» WORK INSTRUCTIONS:
Scan the entries and tally the lines that include the string "liquidi". Reply with the figure alone.

» INPUT DATA:
----------

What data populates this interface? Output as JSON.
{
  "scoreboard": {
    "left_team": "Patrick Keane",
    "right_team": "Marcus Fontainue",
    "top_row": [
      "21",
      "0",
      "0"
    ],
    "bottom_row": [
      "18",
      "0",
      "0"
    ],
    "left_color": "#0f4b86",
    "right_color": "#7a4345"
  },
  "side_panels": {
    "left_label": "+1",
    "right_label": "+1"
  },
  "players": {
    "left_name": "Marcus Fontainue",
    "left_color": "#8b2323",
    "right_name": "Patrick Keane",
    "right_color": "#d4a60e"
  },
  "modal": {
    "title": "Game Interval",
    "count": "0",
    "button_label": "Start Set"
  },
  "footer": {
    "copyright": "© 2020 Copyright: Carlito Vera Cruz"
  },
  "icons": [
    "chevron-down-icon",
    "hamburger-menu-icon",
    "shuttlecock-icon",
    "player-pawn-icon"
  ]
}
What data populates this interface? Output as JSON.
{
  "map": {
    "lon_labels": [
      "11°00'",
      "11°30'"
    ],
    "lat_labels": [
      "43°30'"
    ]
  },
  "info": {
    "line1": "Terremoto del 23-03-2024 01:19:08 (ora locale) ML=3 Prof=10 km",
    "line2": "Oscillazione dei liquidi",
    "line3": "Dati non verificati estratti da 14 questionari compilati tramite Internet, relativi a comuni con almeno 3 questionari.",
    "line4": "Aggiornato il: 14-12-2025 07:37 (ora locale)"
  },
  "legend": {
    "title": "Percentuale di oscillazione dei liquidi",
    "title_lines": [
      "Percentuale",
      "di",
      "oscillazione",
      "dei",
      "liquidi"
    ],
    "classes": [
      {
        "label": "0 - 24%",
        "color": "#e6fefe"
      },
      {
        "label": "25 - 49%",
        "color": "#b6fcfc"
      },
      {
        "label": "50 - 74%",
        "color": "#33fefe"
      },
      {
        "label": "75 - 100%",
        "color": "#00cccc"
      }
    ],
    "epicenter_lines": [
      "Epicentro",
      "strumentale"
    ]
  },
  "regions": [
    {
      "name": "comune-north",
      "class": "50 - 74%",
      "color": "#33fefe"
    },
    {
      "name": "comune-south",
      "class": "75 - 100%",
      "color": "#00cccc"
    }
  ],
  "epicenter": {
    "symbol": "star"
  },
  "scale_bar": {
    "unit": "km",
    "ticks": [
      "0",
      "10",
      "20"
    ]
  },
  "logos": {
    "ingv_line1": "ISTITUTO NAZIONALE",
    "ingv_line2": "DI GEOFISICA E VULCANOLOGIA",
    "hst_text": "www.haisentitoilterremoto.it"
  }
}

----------

» FINAL ANSWER:
3